Projects like these favor opportunities for collaboration in the face of existing social challenges and the new gaps that are emerging after COVID-19, in addition to making companies more competitive and sustainable over time. Successful models are becoming shorter and shorter, which means that companies have to renew themselves constantly. In addition, positive economic performance is no longer sufficient to ensure the long-term viability of the company since the pyramid of priorities for both investors and consumers has changed. We must unite economic and social progress. Stronger companies will create a stronger, healthier social ecosystem.
“The competitiveness of a company and the health of the communities where it operates are closely intertwined. A company needs a successful community not only to create demand for its products but also to provide an environment that supports the business. A community needs successful companies that offer jobs and opportunities for wealth creation for its citizens,”
as Harvard, Porter, and Krammer highlight in their publication “Strategy and Society: The Link between Competitive Advantage and Corporate Social Responsibility.”
Here at Fundación SERES, along with BCG, we have developed a methodology that is pioneering in Spain and revolves around collaborative projects, which enables developing initiatives with a multiplicative social effect, with fewer resources than those that require merely altruistic actions carried out independently.

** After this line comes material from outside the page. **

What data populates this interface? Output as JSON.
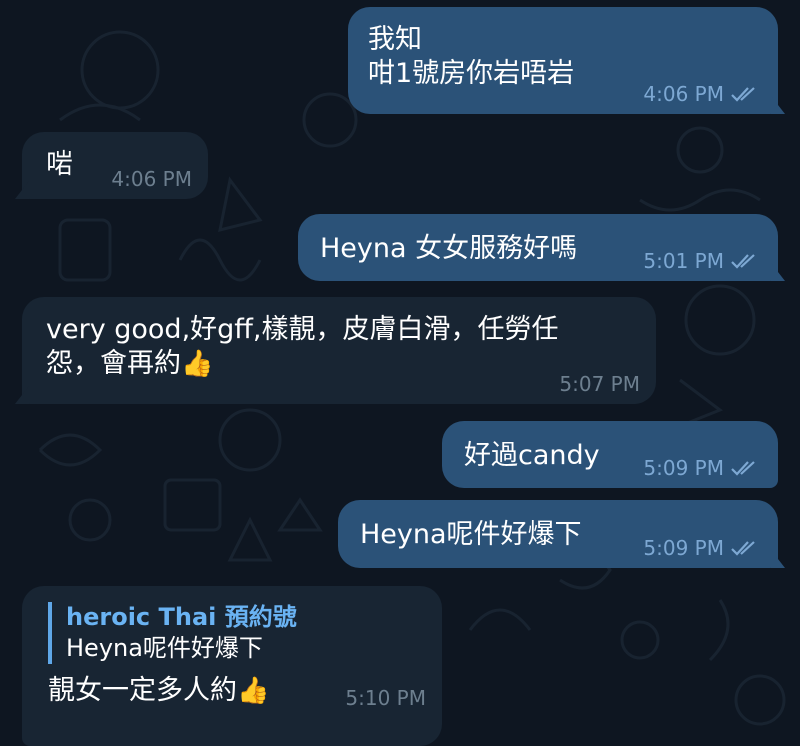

The 5 fundamental premises and 2 criteria for collaboration to be possible
Unlike other associations, collaborative projects are based on carrying out an action plan designed and agreed upon by all participants to achieve common, previously established objectives.
The alliance requires the contribution of the following from the partner companies:
- Resources and skills according to their differential competences
- Joint participation in its design and execution
In addition to the two basic criteria for collaboration to be possible, according to the analysis identified in the study, ally, Sumar para multiplicar (Add to multiply), there are 5 fundamental premises needed that should be present to a greater or lesser extent in any collaboration project between companies to make them viable:
- Creation of social impact
- Economic impact
- Equal participation in collaboration between companies
- Approach as a strategic project – aligned with the company’s activity
- Contribution of benefit for all partner entities
Without these premises met, it is extremely difficult for the project to achieve the desired impact and last over time.